--- Instructions to follow ---
Wherever the word "plot" shows up in the data, report the line it sits in.

--- Supplied material ---
• • • •

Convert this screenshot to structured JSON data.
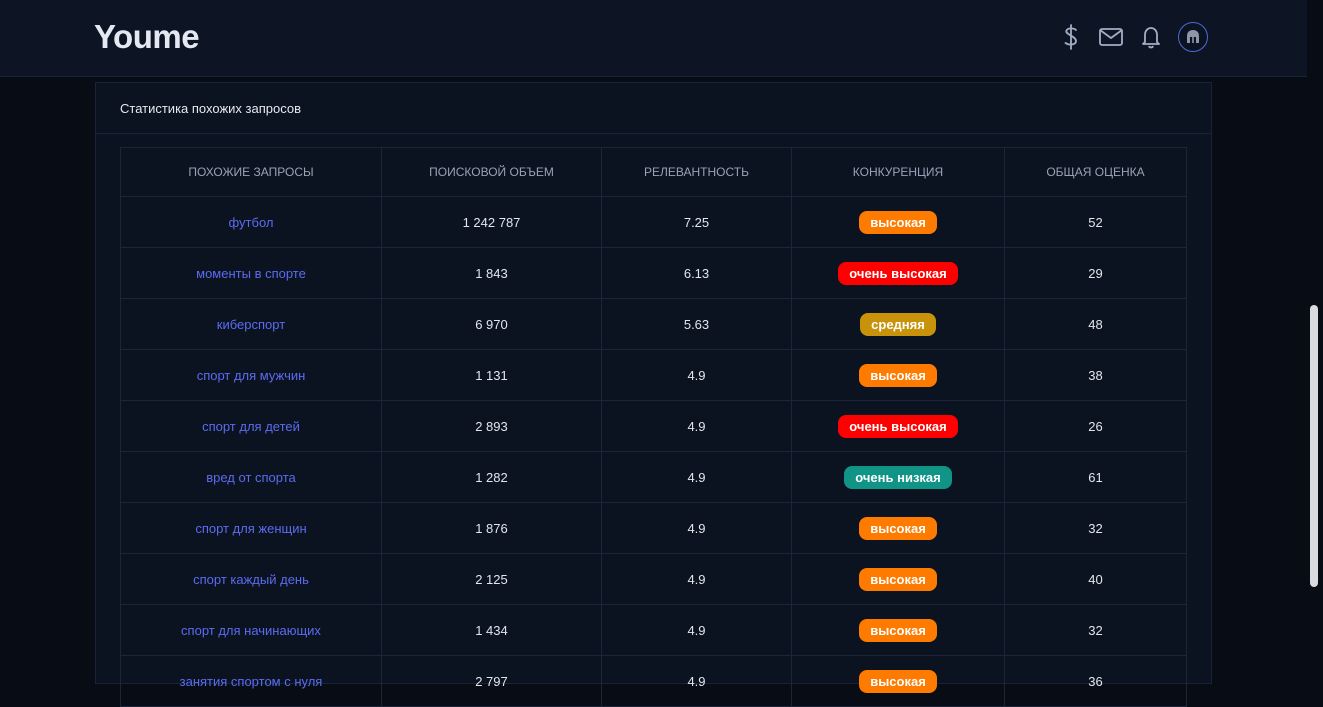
{
  "app": {
    "logo": "Youme"
  },
  "header_icons": [
    "dollar-icon",
    "mail-icon",
    "bell-icon",
    "user-avatar-helmet-icon"
  ],
  "card": {
    "title": "Статистика похожих запросов"
  },
  "table": {
    "columns": [
      "ПОХОЖИЕ ЗАПРОСЫ",
      "ПОИСКОВОЙ ОБЪЕМ",
      "РЕЛЕВАНТНОСТЬ",
      "КОНКУРЕНЦИЯ",
      "ОБЩАЯ ОЦЕНКА"
    ],
    "rows": [
      {
        "query": "футбол",
        "volume": "1 242 787",
        "relevance": "7.25",
        "competition": "высокая",
        "score": "52"
      },
      {
        "query": "моменты в спорте",
        "volume": "1 843",
        "relevance": "6.13",
        "competition": "очень высокая",
        "score": "29"
      },
      {
        "query": "киберспорт",
        "volume": "6 970",
        "relevance": "5.63",
        "competition": "средняя",
        "score": "48"
      },
      {
        "query": "спорт для мужчин",
        "volume": "1 131",
        "relevance": "4.9",
        "competition": "высокая",
        "score": "38"
      },
      {
        "query": "спорт для детей",
        "volume": "2 893",
        "relevance": "4.9",
        "competition": "очень высокая",
        "score": "26"
      },
      {
        "query": "вред от спорта",
        "volume": "1 282",
        "relevance": "4.9",
        "competition": "очень низкая",
        "score": "61"
      },
      {
        "query": "спорт для женщин",
        "volume": "1 876",
        "relevance": "4.9",
        "competition": "высокая",
        "score": "32"
      },
      {
        "query": "спорт каждый день",
        "volume": "2 125",
        "relevance": "4.9",
        "competition": "высокая",
        "score": "40"
      },
      {
        "query": "спорт для начинающих",
        "volume": "1 434",
        "relevance": "4.9",
        "competition": "высокая",
        "score": "32"
      },
      {
        "query": "занятия спортом с нуля",
        "volume": "2 797",
        "relevance": "4.9",
        "competition": "высокая",
        "score": "36"
      }
    ]
  },
  "badge_colors": {
    "высокая": "#ff7b00",
    "очень высокая": "#ff0000",
    "средняя": "#c8920a",
    "очень низкая": "#0f9486"
  },
  "colors": {
    "accent": "#5b6cf0",
    "background": "#070c15",
    "panel": "#0b1220"
  }
}
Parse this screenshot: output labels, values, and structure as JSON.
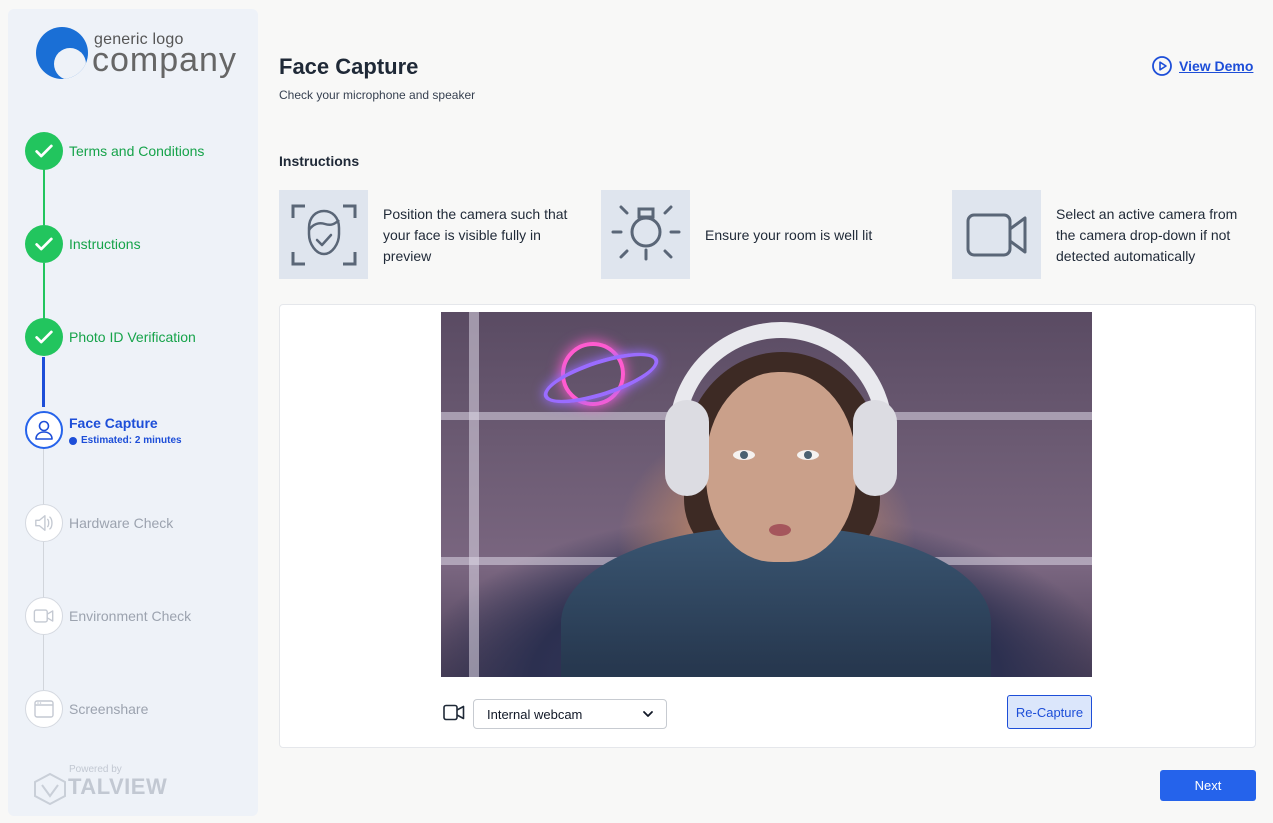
{
  "logo": {
    "small": "generic logo",
    "big": "company"
  },
  "steps": [
    {
      "label": "Terms and Conditions",
      "state": "done",
      "icon": "check-icon"
    },
    {
      "label": "Instructions",
      "state": "done",
      "icon": "check-icon"
    },
    {
      "label": "Photo ID Verification",
      "state": "done",
      "icon": "check-icon"
    },
    {
      "label": "Face Capture",
      "state": "active",
      "icon": "user-icon",
      "estimate": "Estimated: 2 minutes"
    },
    {
      "label": "Hardware Check",
      "state": "pending",
      "icon": "speaker-icon"
    },
    {
      "label": "Environment Check",
      "state": "pending",
      "icon": "video-camera-icon"
    },
    {
      "label": "Screenshare",
      "state": "pending",
      "icon": "browser-window-icon"
    }
  ],
  "powered": {
    "by": "Powered by",
    "brand": "TALVIEW"
  },
  "header": {
    "title": "Face Capture",
    "subtitle": "Check your microphone and speaker",
    "demo_label": "View Demo"
  },
  "instructions": {
    "heading": "Instructions",
    "items": [
      {
        "icon": "face-scan-icon",
        "text": "Position the camera such that your face is visible fully in preview"
      },
      {
        "icon": "light-bulb-icon",
        "text": "Ensure your room is well lit"
      },
      {
        "icon": "video-camera-icon",
        "text": "Select an active camera from the camera drop-down if not detected automatically"
      }
    ]
  },
  "camera": {
    "selected": "Internal webcam",
    "recapture_label": "Re-Capture"
  },
  "footer": {
    "next_label": "Next"
  },
  "colors": {
    "accent": "#2563eb",
    "success": "#22c55e",
    "sidebar_bg": "#eef2f8"
  }
}
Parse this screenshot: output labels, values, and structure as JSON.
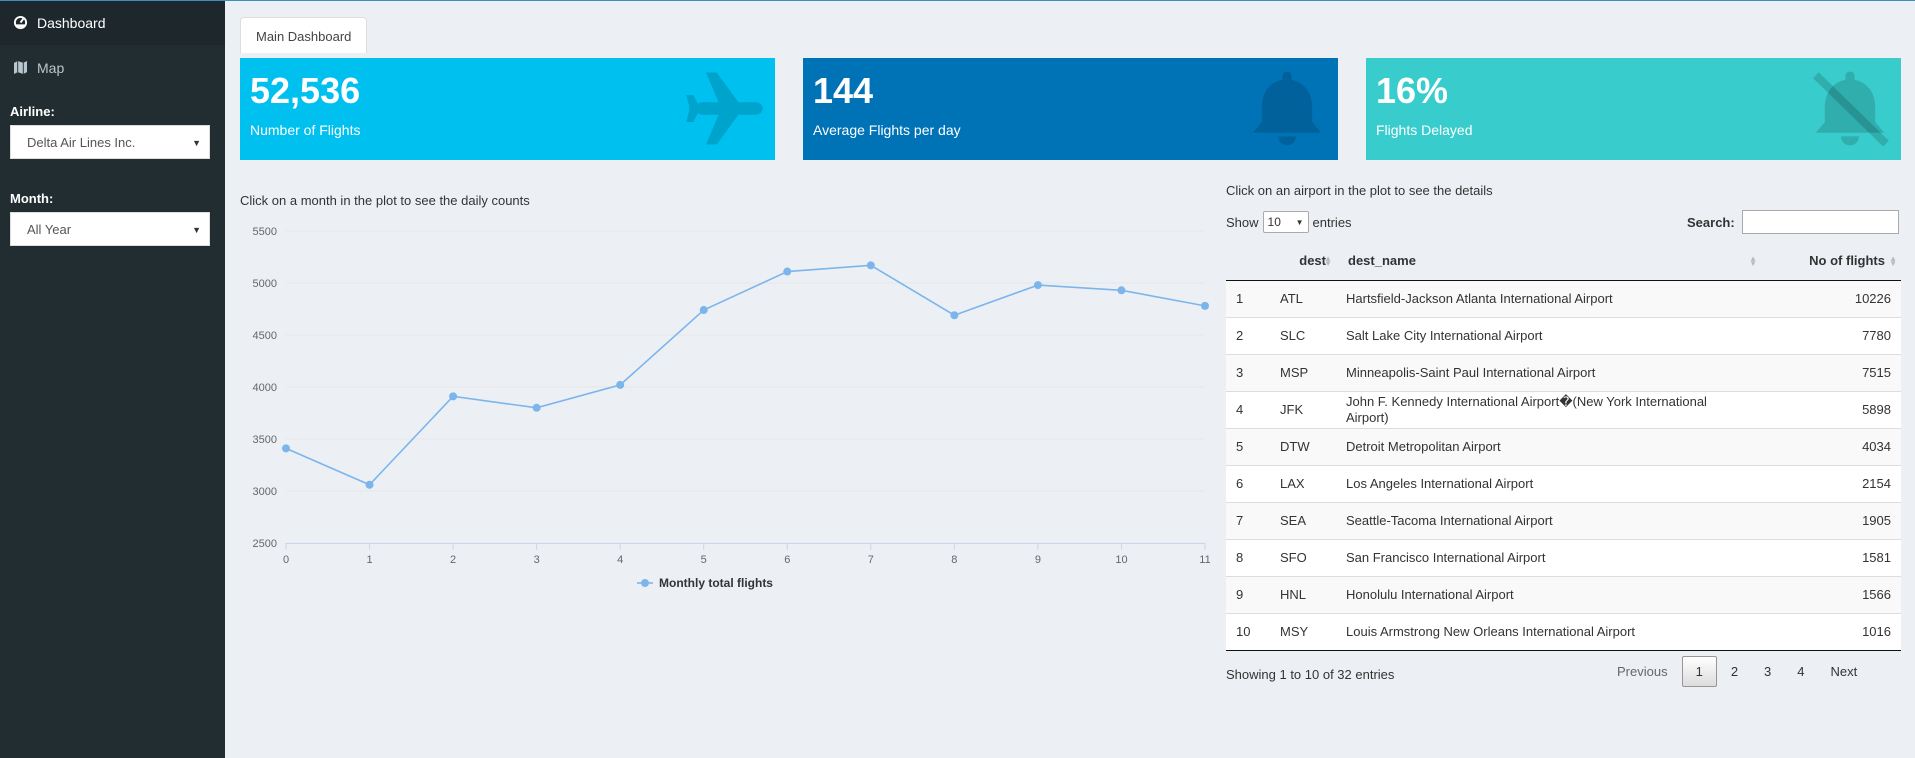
{
  "sidebar": {
    "menu": [
      {
        "label": "Dashboard",
        "icon": "dashboard-icon"
      },
      {
        "label": "Map",
        "icon": "map-icon"
      }
    ],
    "airline_label": "Airline:",
    "airline_value": "Delta Air Lines Inc.",
    "month_label": "Month:",
    "month_value": "All Year"
  },
  "tabs": [
    {
      "label": "Main Dashboard"
    }
  ],
  "value_boxes": [
    {
      "value": "52,536",
      "subtitle": "Number of Flights",
      "color": "#00c0ef",
      "icon": "plane-icon"
    },
    {
      "value": "144",
      "subtitle": "Average Flights per day",
      "color": "#0073b7",
      "icon": "bell-icon"
    },
    {
      "value": "16%",
      "subtitle": "Flights Delayed",
      "color": "#39cccc",
      "icon": "bell-slash-icon"
    }
  ],
  "plot": {
    "caption": "Click on a month in the plot to see the daily counts"
  },
  "chart_data": {
    "type": "line",
    "x": [
      0,
      1,
      2,
      3,
      4,
      5,
      6,
      7,
      8,
      9,
      10,
      11
    ],
    "series": [
      {
        "name": "Monthly total flights",
        "values": [
          3410,
          3060,
          3910,
          3800,
          4020,
          4740,
          5110,
          5170,
          4690,
          4980,
          4930,
          4780
        ],
        "color": "#7cb5ec"
      }
    ],
    "ylim": [
      2500,
      5500
    ],
    "yticks": [
      2500,
      3000,
      3500,
      4000,
      4500,
      5000,
      5500
    ],
    "grid": true,
    "legend": "bottom"
  },
  "table": {
    "caption": "Click on an airport in the plot to see the details",
    "show_label": "Show",
    "show_value": "10",
    "entries_label": "entries",
    "search_label": "Search:",
    "search_value": "",
    "columns": [
      "",
      "dest",
      "dest_name",
      "No of flights"
    ],
    "rows": [
      [
        "1",
        "ATL",
        "Hartsfield-Jackson Atlanta International Airport",
        "10226"
      ],
      [
        "2",
        "SLC",
        "Salt Lake City International Airport",
        "7780"
      ],
      [
        "3",
        "MSP",
        "Minneapolis-Saint Paul International Airport",
        "7515"
      ],
      [
        "4",
        "JFK",
        "John F. Kennedy International Airport�(New York International Airport)",
        "5898"
      ],
      [
        "5",
        "DTW",
        "Detroit Metropolitan Airport",
        "4034"
      ],
      [
        "6",
        "LAX",
        "Los Angeles International Airport",
        "2154"
      ],
      [
        "7",
        "SEA",
        "Seattle-Tacoma International Airport",
        "1905"
      ],
      [
        "8",
        "SFO",
        "San Francisco International Airport",
        "1581"
      ],
      [
        "9",
        "HNL",
        "Honolulu International Airport",
        "1566"
      ],
      [
        "10",
        "MSY",
        "Louis Armstrong New Orleans International Airport",
        "1016"
      ]
    ],
    "info": "Showing 1 to 10 of 32 entries",
    "pager": {
      "previous": "Previous",
      "pages": [
        "1",
        "2",
        "3",
        "4"
      ],
      "current": "1",
      "next": "Next"
    }
  }
}
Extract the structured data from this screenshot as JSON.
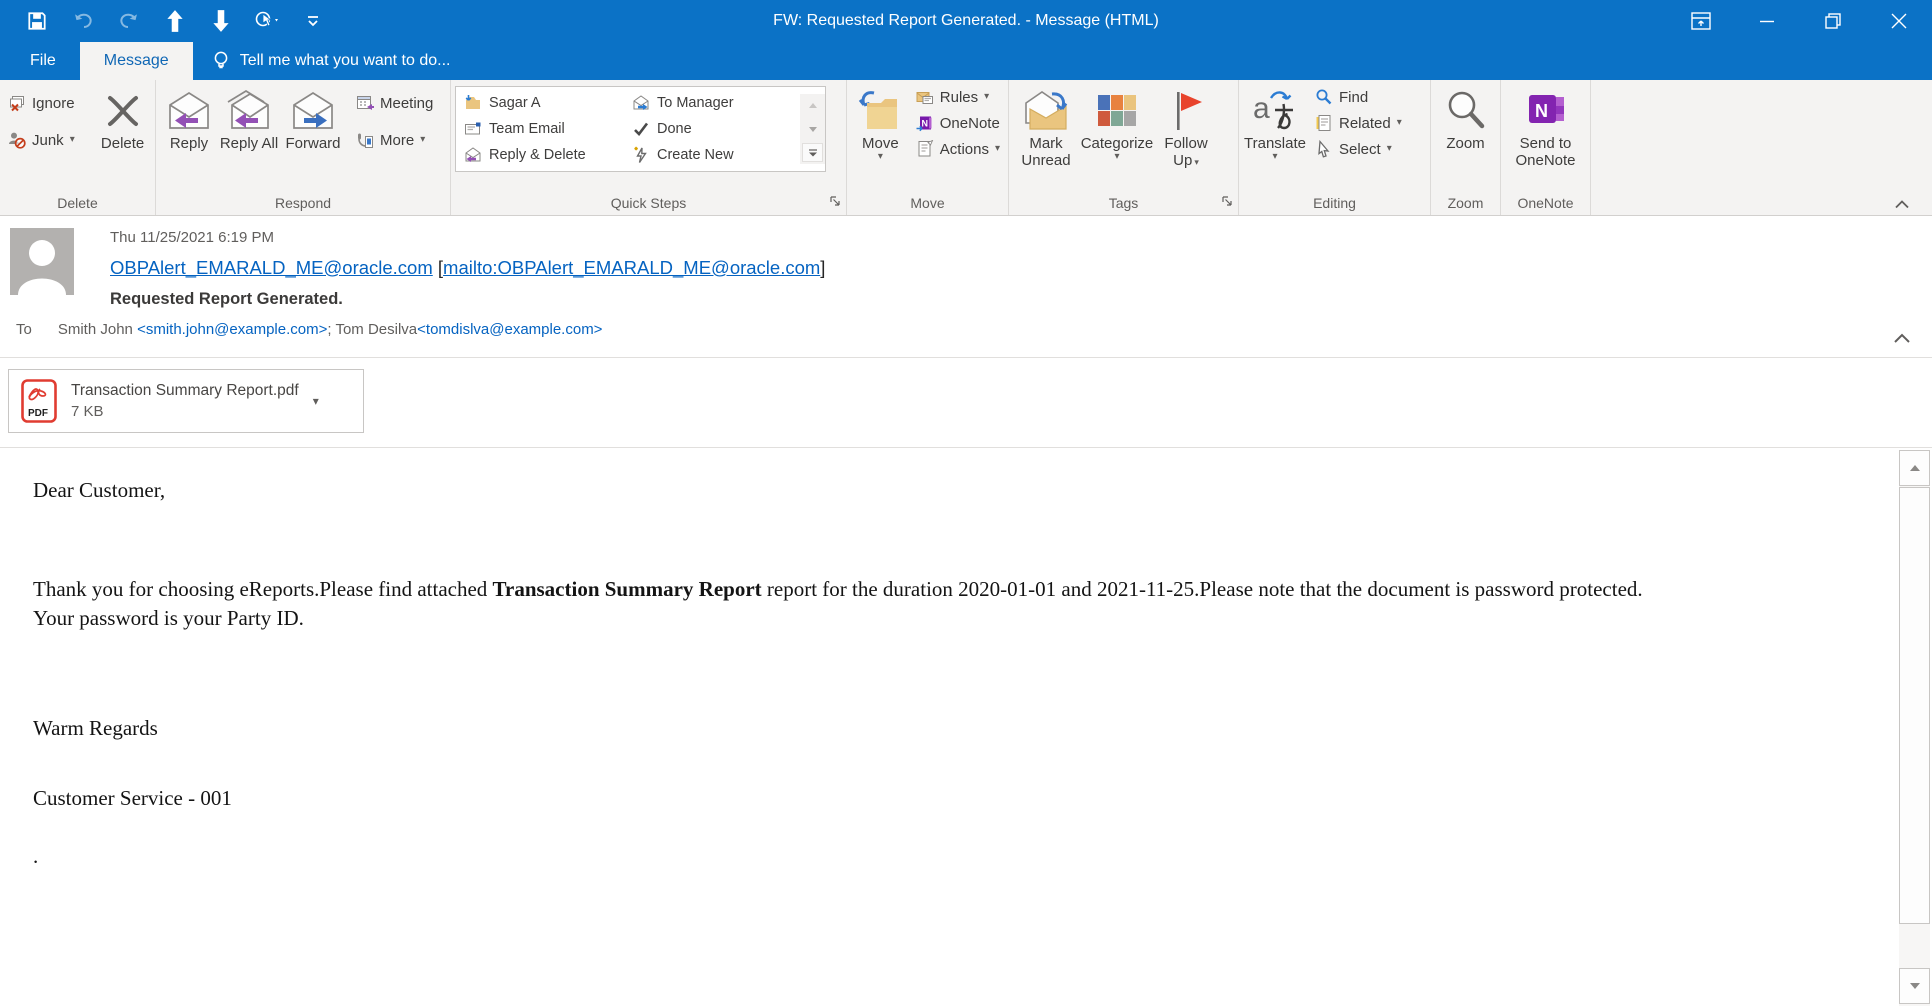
{
  "window": {
    "title": "FW: Requested Report Generated. - Message (HTML)"
  },
  "tabs": {
    "file": "File",
    "message": "Message",
    "tell_me": "Tell me what you want to do..."
  },
  "ribbon": {
    "groups": {
      "delete": {
        "label": "Delete",
        "ignore": "Ignore",
        "junk": "Junk",
        "delete_btn": "Delete"
      },
      "respond": {
        "label": "Respond",
        "reply": "Reply",
        "reply_all": "Reply All",
        "forward": "Forward",
        "meeting": "Meeting",
        "more": "More"
      },
      "quick_steps": {
        "label": "Quick Steps",
        "items": [
          "Sagar A",
          "Team Email",
          "Reply & Delete",
          "To Manager",
          "Done",
          "Create New"
        ]
      },
      "move": {
        "label": "Move",
        "move_btn": "Move",
        "rules": "Rules",
        "onenote": "OneNote",
        "actions": "Actions"
      },
      "tags": {
        "label": "Tags",
        "mark_unread": "Mark Unread",
        "categorize": "Categorize",
        "follow_up": "Follow Up"
      },
      "editing": {
        "label": "Editing",
        "translate": "Translate",
        "find": "Find",
        "related": "Related",
        "select": "Select"
      },
      "zoom": {
        "label": "Zoom",
        "zoom_btn": "Zoom"
      },
      "onenote": {
        "label": "OneNote",
        "send_to": "Send to OneNote"
      }
    }
  },
  "header": {
    "date": "Thu 11/25/2021 6:19 PM",
    "from_link": "OBPAlert_EMARALD_ME@oracle.com",
    "mailto_open": "[",
    "mailto_link": "mailto:OBPAlert_EMARALD_ME@oracle.com",
    "mailto_close": "]",
    "subject": "Requested Report Generated.",
    "to_label": "To",
    "recipient1_name": "Smith John ",
    "recipient1_email": "<smith.john@example.com>",
    "recipient_separator": "; Tom Desilva",
    "recipient2_email": "<tomdislva@example.com>"
  },
  "attachment": {
    "filename": "Transaction Summary Report.pdf",
    "filesize": "7 KB",
    "badge": "PDF"
  },
  "body": {
    "greeting": "Dear Customer,",
    "para_before_bold": "Thank you for choosing eReports.Please find attached ",
    "para_bold": "Transaction Summary Report",
    "para_after_bold": " report for the duration 2020-01-01 and 2021-11-25.Please note that the document is password protected.",
    "para_line2": "Your password is your Party ID.",
    "closing": "Warm Regards",
    "signature": "Customer Service - 001",
    "trailing_dot": "."
  },
  "colors": {
    "titlebar_blue": "#0b72c6",
    "link_blue": "#0563c1",
    "ribbon_bg": "#f4f3f2"
  }
}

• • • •

--- Result of the exercise ---
  "plot": {
    "caption": "Click on a month in the plot to see the daily counts"
    "caption": "Click on an airport in the plot to see the details",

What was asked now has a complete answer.